Blogger of the Decade: Andrew Sullivan

Andrew Sullivan has certainly changed his tune over the past few years, turning from libertarian/neo con sympathizer to small c Conservative with some very liberal tendencies. His thoughtful posts on both domestic and foreign politics are a must read for Americans confused with the complex dynamics of the changing world, and his increasingly sophisticated views should be looked at as a template upon which more nuanced debate can be built.

Recently, Sullivan has immersed himself in the ongoing turmoil in Iran, and his writing exemplifies his evolving views. He ends the year with an insightful article on our relationship with the Muslim world, and more importantly our arrogant belief that their struggles are anything but their own:

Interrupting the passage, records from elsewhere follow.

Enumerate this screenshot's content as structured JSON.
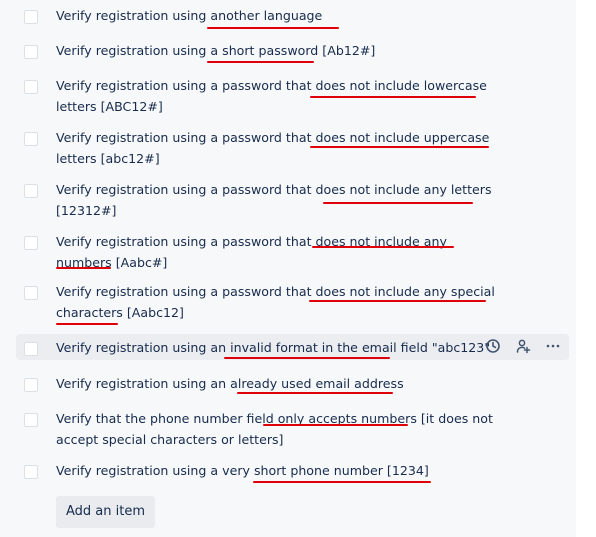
{
  "checklist": {
    "items": [
      {
        "label": "Verify registration using another language"
      },
      {
        "label": "Verify registration using a short password [Ab12#]"
      },
      {
        "label": "Verify registration using a password that does not include lowercase letters [ABC12#]"
      },
      {
        "label": "Verify registration using a password that does not include uppercase letters [abc12#]"
      },
      {
        "label": "Verify registration using a password that does not include any letters [12312#]"
      },
      {
        "label": "Verify registration using a password that does not include any numbers [Aabc#]"
      },
      {
        "label": "Verify registration using a password that does not include any special characters [Aabc12]"
      },
      {
        "label": "Verify registration using an invalid format in the email field \"abc123\""
      },
      {
        "label": "Verify registration using an already used email address"
      },
      {
        "label": "Verify that the phone number field only accepts numbers [it does not accept special characters or letters]"
      },
      {
        "label": "Verify registration using a very short phone number [1234]"
      }
    ],
    "hovered_index": 7,
    "add_item_label": "Add an item",
    "row_actions": {
      "icons": [
        "clock-icon",
        "assign-user-icon",
        "more-icon"
      ]
    }
  },
  "colors": {
    "panel_bg": "#f7f8f9",
    "text": "#172b4d",
    "annotation_red": "#e0000a",
    "checkbox_border": "#dcdfe4"
  }
}
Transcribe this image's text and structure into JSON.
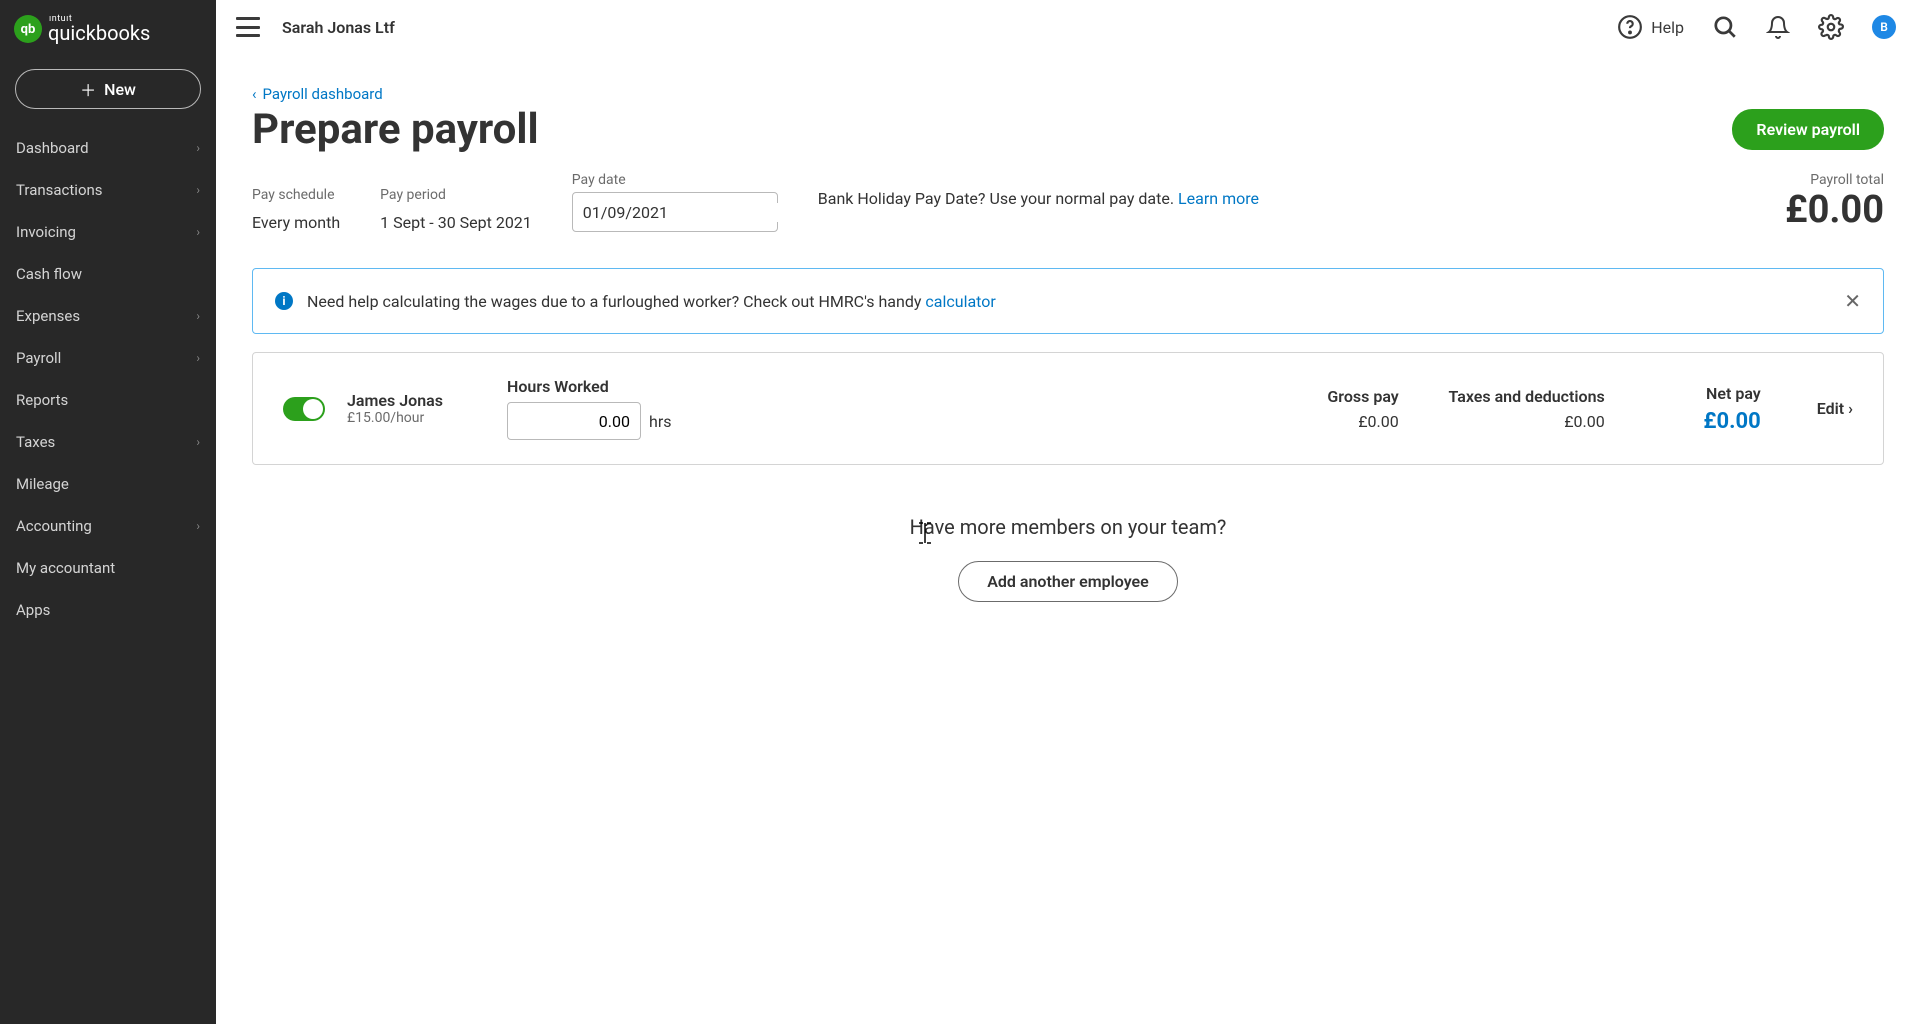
{
  "brand": {
    "short": "qb",
    "top": "ıntuıt",
    "name": "quickbooks"
  },
  "sidebar": {
    "new_label": "New",
    "items": [
      {
        "label": "Dashboard",
        "chev": true
      },
      {
        "label": "Transactions",
        "chev": true
      },
      {
        "label": "Invoicing",
        "chev": true
      },
      {
        "label": "Cash flow",
        "chev": false
      },
      {
        "label": "Expenses",
        "chev": true
      },
      {
        "label": "Payroll",
        "chev": true
      },
      {
        "label": "Reports",
        "chev": false
      },
      {
        "label": "Taxes",
        "chev": true
      },
      {
        "label": "Mileage",
        "chev": false
      },
      {
        "label": "Accounting",
        "chev": true
      },
      {
        "label": "My accountant",
        "chev": false
      },
      {
        "label": "Apps",
        "chev": false
      }
    ]
  },
  "topbar": {
    "company": "Sarah Jonas Ltf",
    "help": "Help",
    "avatar": "B"
  },
  "breadcrumb": "Payroll dashboard",
  "page_title": "Prepare payroll",
  "review_btn": "Review payroll",
  "meta": {
    "schedule_label": "Pay schedule",
    "schedule_value": "Every month",
    "period_label": "Pay period",
    "period_value": "1 Sept - 30 Sept 2021",
    "date_label": "Pay date",
    "date_value": "01/09/2021",
    "holiday_text": "Bank Holiday Pay Date? Use your normal pay date. ",
    "learn_more": "Learn more",
    "total_label": "Payroll total",
    "total_value": "£0.00"
  },
  "banner": {
    "text": "Need help calculating the wages due to a furloughed worker? Check out HMRC's handy ",
    "link": "calculator"
  },
  "employee": {
    "name": "James Jonas",
    "rate": "£15.00/hour",
    "hours_label": "Hours Worked",
    "hours_value": "0.00",
    "hrs_suffix": "hrs",
    "gross_label": "Gross pay",
    "gross_value": "£0.00",
    "tax_label": "Taxes and deductions",
    "tax_value": "£0.00",
    "net_label": "Net pay",
    "net_value": "£0.00",
    "edit": "Edit"
  },
  "footer": {
    "question": "Have more members on your team?",
    "add_btn": "Add another employee"
  }
}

What we have to understand – and what I have come belatedly and

painfully to grasp – is that our collective narcissism can be an

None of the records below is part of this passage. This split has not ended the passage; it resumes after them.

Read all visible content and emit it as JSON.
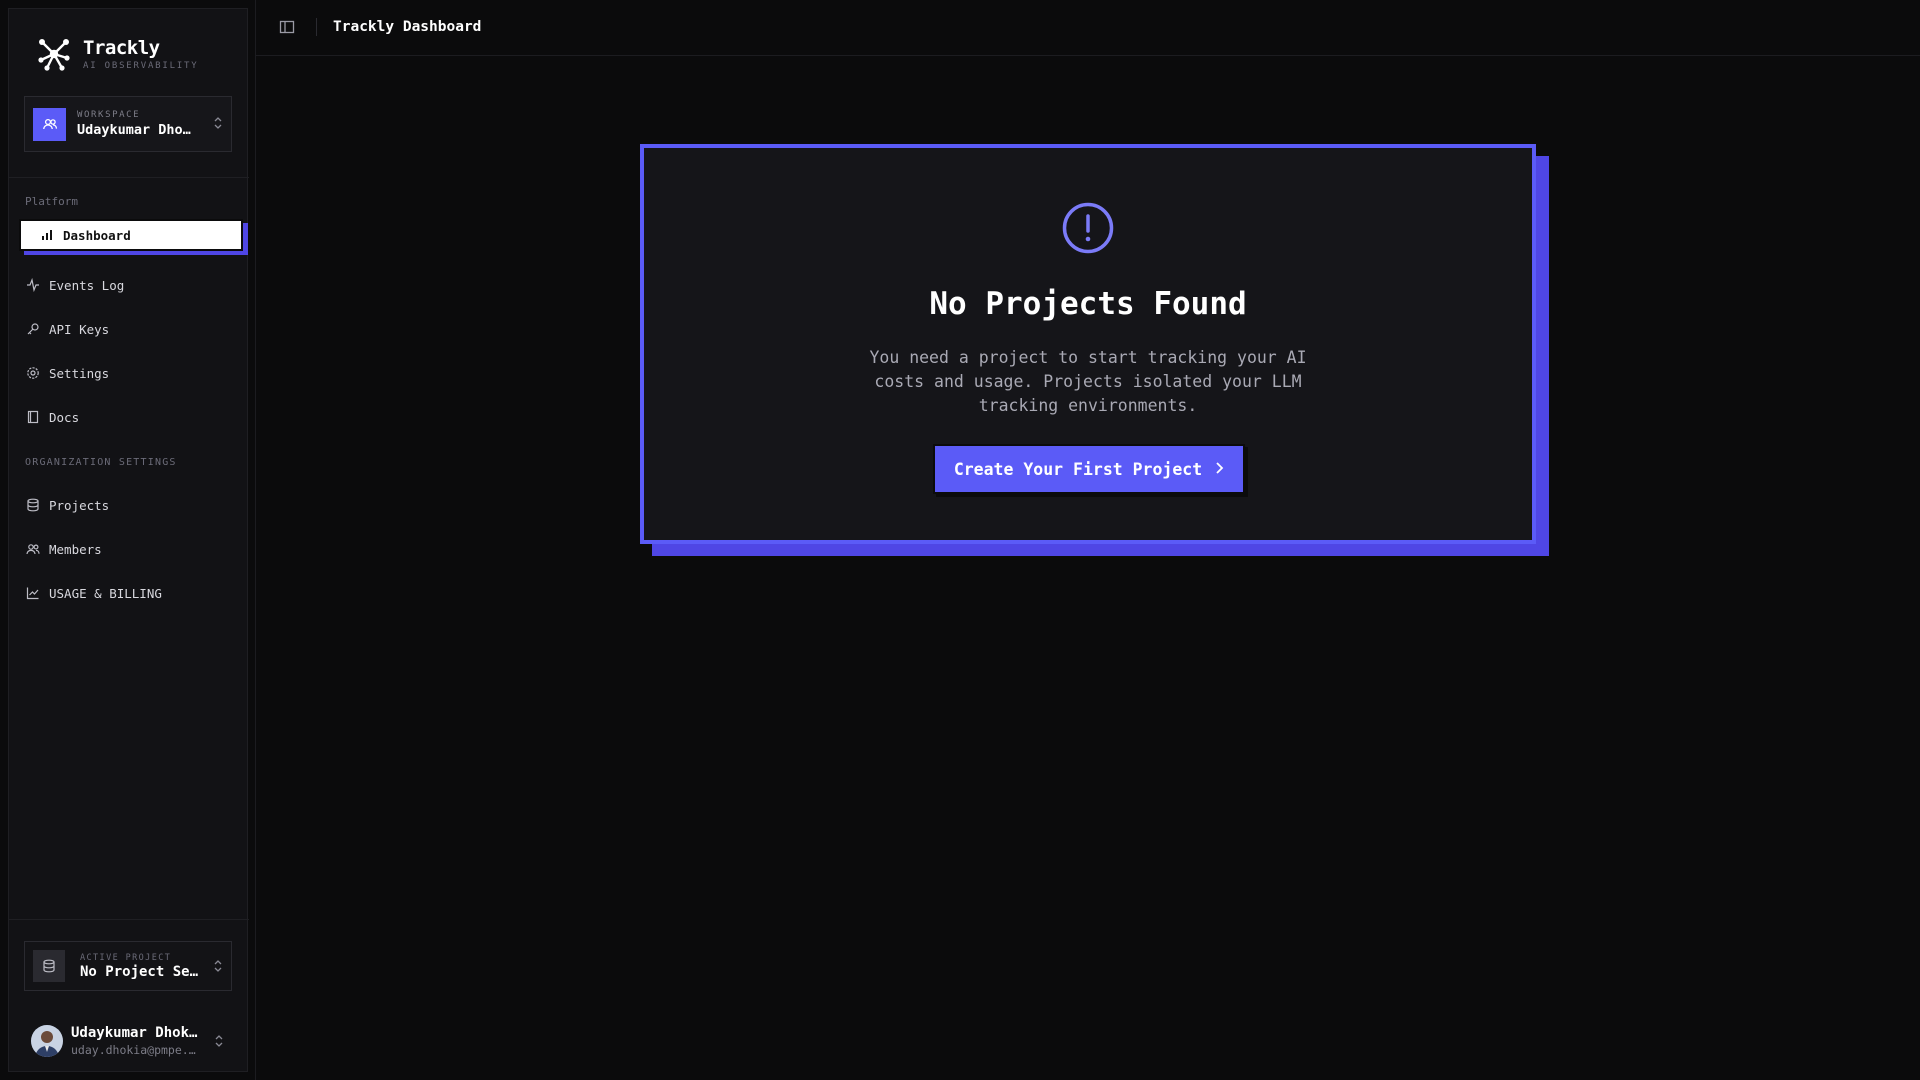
{
  "brand": {
    "title": "Trackly",
    "subtitle": "AI OBSERVABILITY"
  },
  "workspace": {
    "label": "WORKSPACE",
    "name": "Udaykumar Dhokia's Workspace"
  },
  "nav": {
    "platform_heading": "Platform",
    "platform_items": [
      {
        "label": "Dashboard",
        "icon": "bar-chart-icon",
        "active": true
      },
      {
        "label": "Events Log",
        "icon": "activity-icon"
      },
      {
        "label": "API Keys",
        "icon": "key-icon"
      },
      {
        "label": "Settings",
        "icon": "gear-icon"
      },
      {
        "label": "Docs",
        "icon": "book-icon"
      }
    ],
    "org_heading": "ORGANIZATION SETTINGS",
    "org_items": [
      {
        "label": "Projects",
        "icon": "database-icon"
      },
      {
        "label": "Members",
        "icon": "users-icon"
      },
      {
        "label": "USAGE & BILLING",
        "icon": "line-chart-icon"
      }
    ]
  },
  "active_project": {
    "label": "ACTIVE PROJECT",
    "name": "No Project Selected"
  },
  "user": {
    "name": "Udaykumar Dhokia",
    "email": "uday.dhokia@pmpe..."
  },
  "header": {
    "title": "Trackly Dashboard"
  },
  "empty_state": {
    "title": "No Projects Found",
    "description": "You need a project to start tracking your AI costs and usage. Projects isolated your LLM tracking environments.",
    "cta_label": "Create Your First Project"
  },
  "colors": {
    "accent": "#5b5bf7",
    "accent_shadow": "#4f46e5",
    "background": "#0b0b0c",
    "sidebar": "#121215"
  }
}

obstacle to successful statesmanship. In blunter terms: This is not about us.

In so far as we have made Iran about us, we have added mountains to the

landscape of human misery and pain. This is a struggle for the Iranian

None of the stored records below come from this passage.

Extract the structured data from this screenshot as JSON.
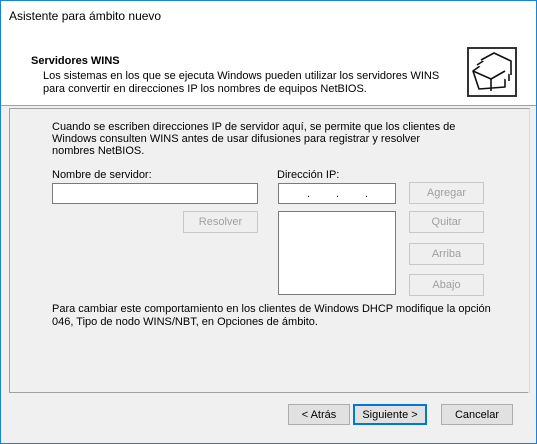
{
  "window": {
    "title": "Asistente para ámbito nuevo"
  },
  "header": {
    "title": "Servidores WINS",
    "description": "Los sistemas en los que se ejecuta Windows pueden utilizar los servidores WINS para convertir en direcciones IP los nombres de equipos NetBIOS.",
    "icon": "folders-icon"
  },
  "body": {
    "intro": "Cuando se escriben direcciones IP de servidor aquí, se permite que los clientes de Windows consulten WINS antes de usar difusiones para registrar y resolver nombres NetBIOS.",
    "server_name_label": "Nombre de servidor:",
    "server_name_value": "",
    "ip_label": "Dirección IP:",
    "ip_separator": ".",
    "resolve_button": "Resolver",
    "add_button": "Agregar",
    "remove_button": "Quitar",
    "up_button": "Arriba",
    "down_button": "Abajo",
    "note": "Para cambiar este comportamiento en los clientes de Windows DHCP modifique la opción 046, Tipo de nodo WINS/NBT, en Opciones de ámbito."
  },
  "footer": {
    "back_button": "< Atrás",
    "next_button": "Siguiente >",
    "cancel_button": "Cancelar"
  }
}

people, a long, brutal, bitter struggle. We should do all we can to

support them, without the neocon grandstanding that actually helps the

regime rather than hurts it. But we have to understand our limits.

Sullivan’s post is littered with some fanciful meanderings about ‘hope’ and ‘values’ and a rather naive belief that the US is genuinely concerned about fixing the country, but the essences of his analysis is correct. The inner workings of Iranian society is its own business, and our recent adventure onto Arab lands is a painful reminder of it. Sullivan writes about the shifting balance of power in the region, the inevitability of a weapons build up, and an increasingly dangerous but game changing relationship with Israel, and reminds Americans that if we are to avoid war, we must move on from the Bush era of violent militarism and the neo con belief that our values can be bulldozed onto foreign civilizations:

We can panic and construct a Leviathan so powerful and invasive it will

in the end destroy our freedoms, or we can hang in, do all we can to

defuse ideological and theological tension, construct more effective

means of defense and security, and outlast the Islamist wave even

through what will be its many outrages and offenses.

Sullivan is of course forgetting that the Muslim people are trying to do the same, to outlast the unipolar world where America and capitalism reigned supreme, and resources are taken and not paid for. But his thinking represents a shift in the intellectual classes; an acceptance in mainstream political circles that the game has changed and multi lateralism and diplomacy must prevail if we are not to slide into the abyss of never ending war.

It is a hugely positive sign that a man who supported George Bush and his extremism can change his thinking so dramatically, choosing facts over ideology, and humanity over blind allegiance to country.

Sullivan’s work on deconstructing the American Right has also been hugely helpful. Disgusted with the Bush Administration and its failure to live up to true conservative values, Sullivan has relentlessly attacked the rabid Right and provided a clear alternative to knee jerk nationalism and childish jingoism. By doing so, Sullivan also began to question the fundamentals of his own beliefs, acknowledging that free market capitalism has structural flaws, and accepting the dangers of American exceptionalism.

Sullivan is almost a liberal, but his internal debate still rages on, and that is why his blog is so compelling to read.

He is the blogosphere’s star, and rightly so. His relentless work provides the backbone of discourse on the web, and without him it would be a far duller place.

Here’s to another 10 years.

(photo from Stuck in Customs)

Ben Cohen is the editor and founder of The Daily Banter. He lives in Washington DC where he does podcasts, teaches Martial Arts, and tries to be a good father. He would be extremely disturbed if you took him too seriously.